Ant Flo came over, her shoes going clip clop on the tiles. “Don’t yer look like an angel! Let’s buy it!” She smiled down at me. “Yer sure yer don’t want anythin’ else, sweetie?”
“Do ya reckon they have anything with puffed sleeves?” I asked. Josie rolled her eyes.
Ant Flo went over and spoke to the sales assistant. I couldn’t hear what she said, but the sale assistant’s voice was so loud I think everyone in the whole shop could hear. “Puffed sleeves? Na, you’d be lucky to get anything with sleeves at this season. What about a boob tube?”
When we got back to Gran’s, Dad took one look at Josie and shouted, “What the hell are ya wearin’?” His eyebrows arched to fill the bald spot at the top of his forehead.
“Don’t she look fabulous,” said Ant Mary.
“Just like a model,” said Ant Dodo.
“Yer must be so proud of her,” said Ant Flo.
Josie smirked and did a lap of the lounge room, her bum wiggling side to side. Dad tucked the newspaper under his arm and disappeared outside.
After tea, we all stood in the driveway waiting for the taxi that would take the ants to the airport. The ants, Josie and me were all in tears. Gran, Mum and Dad stood off to the side with their arms folded over their chests and Gramps stood even further away, over by the roses, looking at his toes.
Ant Mary flung one arm around me and one arm around Josie. “Oh sweeties, we’re going to miss yer so much.”
“Can’t we come with yer,” pleaded Josie.
Ant Mary shook her head, laughter tumbling out with her tears. “Oh sweetie, I wish yer could. But yer can come visit.”
“Yeah, come visit,” said Ant Flo.
Ant Dodo combed her fingers through my hair. “I’ll take yer to Prince Edward Island. I’ve heard it’s the prettiest place in the world.” I buried my face in her skirt, wondering how much a ticket to Canada cost. If I managed to stay out of mischief and did the dishes and made my bed every day, I got two dollars a week pocket money. Maybe I could save up.

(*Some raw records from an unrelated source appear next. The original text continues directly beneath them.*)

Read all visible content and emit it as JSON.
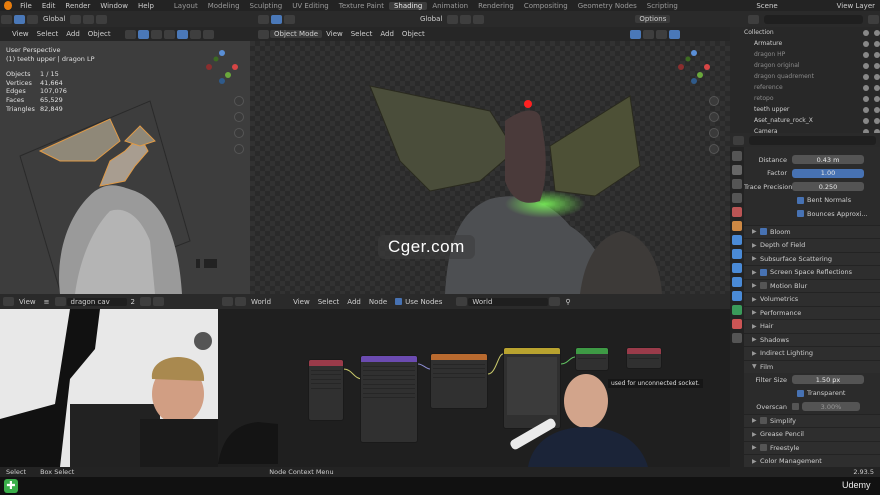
{
  "menu": {
    "items": [
      "File",
      "Edit",
      "Render",
      "Window",
      "Help"
    ],
    "workspaces": [
      "Layout",
      "Modeling",
      "Sculpting",
      "UV Editing",
      "Texture Paint",
      "Shading",
      "Animation",
      "Rendering",
      "Compositing",
      "Geometry Nodes",
      "Scripting"
    ],
    "active_workspace": "Shading",
    "scene_label": "Scene",
    "view_layer_label": "View Layer"
  },
  "left_viewport": {
    "orientation": "Global",
    "menus": [
      "View",
      "Select",
      "Add",
      "Object"
    ],
    "title": "User Perspective",
    "subtitle": "(1) teeth upper | dragon LP",
    "stats": [
      {
        "label": "Objects",
        "value": "1 / 15"
      },
      {
        "label": "Vertices",
        "value": "41,664"
      },
      {
        "label": "Edges",
        "value": "107,076"
      },
      {
        "label": "Faces",
        "value": "65,529"
      },
      {
        "label": "Triangles",
        "value": "82,849"
      }
    ]
  },
  "main_viewport": {
    "orientation": "Global",
    "mode": "Object Mode",
    "menus": [
      "View",
      "Select",
      "Add",
      "Object"
    ],
    "options_label": "Options"
  },
  "watermark": "Cger.com",
  "outliner": {
    "search_placeholder": "",
    "rows": [
      {
        "name": "Collection",
        "dim": false
      },
      {
        "name": "Armature",
        "dim": false
      },
      {
        "name": "dragon HP",
        "dim": true
      },
      {
        "name": "dragon original",
        "dim": true
      },
      {
        "name": "dragon quadrement",
        "dim": true
      },
      {
        "name": "reference",
        "dim": true
      },
      {
        "name": "retopo",
        "dim": true
      },
      {
        "name": "teeth upper",
        "dim": false
      },
      {
        "name": "Aset_nature_rock_X",
        "dim": false
      },
      {
        "name": "Camera",
        "dim": false
      }
    ]
  },
  "properties": {
    "ao_fields": [
      {
        "label": "Distance",
        "value": "0.43 m",
        "highlight": false
      },
      {
        "label": "Factor",
        "value": "1.00",
        "highlight": true
      },
      {
        "label": "Trace Precision",
        "value": "0.250",
        "highlight": false
      }
    ],
    "ao_checks": [
      {
        "label": "Bent Normals",
        "checked": true
      },
      {
        "label": "Bounces Approxi...",
        "checked": true
      }
    ],
    "panels": [
      {
        "label": "Bloom",
        "checkbox": true,
        "expanded": false
      },
      {
        "label": "Depth of Field",
        "checkbox": false,
        "expanded": false
      },
      {
        "label": "Subsurface Scattering",
        "checkbox": false,
        "expanded": false
      },
      {
        "label": "Screen Space Reflections",
        "checkbox": true,
        "expanded": false
      },
      {
        "label": "Motion Blur",
        "checkbox": false,
        "expanded": false
      },
      {
        "label": "Volumetrics",
        "checkbox": false,
        "expanded": false
      },
      {
        "label": "Performance",
        "checkbox": false,
        "expanded": false
      },
      {
        "label": "Hair",
        "checkbox": false,
        "expanded": false
      },
      {
        "label": "Shadows",
        "checkbox": false,
        "expanded": false
      },
      {
        "label": "Indirect Lighting",
        "checkbox": false,
        "expanded": false
      },
      {
        "label": "Film",
        "checkbox": false,
        "expanded": true
      }
    ],
    "film": {
      "filter_size_label": "Filter Size",
      "filter_size_value": "1.50 px",
      "transparent_label": "Transparent",
      "overscan_label": "Overscan",
      "overscan_value": "3.00%"
    },
    "bottom_panels": [
      {
        "label": "Simplify",
        "checkbox": true
      },
      {
        "label": "Grease Pencil",
        "checkbox": false
      },
      {
        "label": "Freestyle",
        "checkbox": true
      },
      {
        "label": "Color Management",
        "checkbox": false
      }
    ]
  },
  "image_editor": {
    "view_label": "View",
    "image_name": "dragon cav",
    "slot": "2"
  },
  "node_editor": {
    "world_label": "World",
    "menus": [
      "View",
      "Select",
      "Add",
      "Node"
    ],
    "use_nodes_label": "Use Nodes",
    "world_name": "World",
    "tooltip": "used for unconnected socket."
  },
  "statusbar": {
    "left": [
      "Select",
      "Box Select"
    ],
    "center": "Node Context Menu",
    "version": "2.93.5"
  },
  "footer": {
    "brand": "Udemy"
  },
  "colors": {
    "accent": "#4772b3",
    "orange": "#e87d0d",
    "green_logo": "#3aae4a"
  }
}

The taxi pulled into the driveway and Dad loaded the ant’s suitcases into the boot while the ants began another round of teary hugging. One last hug then they all piled into the backseat, rolling down the windows and reaching out to clasp our hands, Josie on one side, me on the other.
“Bye sweeties … We’ll miss y’all so much … We love yer, sweeties.”
I ran alongside the taxi, clinging to Ant Dodo’s hand, but the car sped up and I lost my grip and my ants disappeared over the hill.
“What a relief.” Dad stamped his foot down right in the middle of a line of ants scurrying along the footpath. Then he glared over at Josie who had her hands over her face, boo-hooing. “Get inside and get some clothes on.”
“I’ll wear what I want!” Josie pulled her hands away from her face and jerked a finger up at Dad.
“How dare you!” Dad’s face was beetroot. “Just you wait, young lady …” But Josie didn’t wait, she’d already vanished into the house, slamming the front door behind her.
I sat hunched on the front lawn sobbing into my knees. “What are you bawling about?” Mum jabbed me with her shoe. “All that spoiling’s made you soft.”
“I’m not soft,” I blubbered. “I’m sad. What if Gramps loses his sisters again and I never get to see them …” I wiped my nose along my forearm, leaving a glistening trail of sadness. “I wanna go to Canada, where everyone’s sweet as Anne of Green Gables.”
Louise Hopewell is an Australian writer and public policy researcher. Back in Melbourne, Louise has led community laughter groups in raucous merriment for over five years. Louise has published poetry, as well as short fiction, and regularly performs her original songs. Her work has been published in Seizure, EastLit, FH: A journal of English senryu and Chamber poets anthology: Shots from the chamber.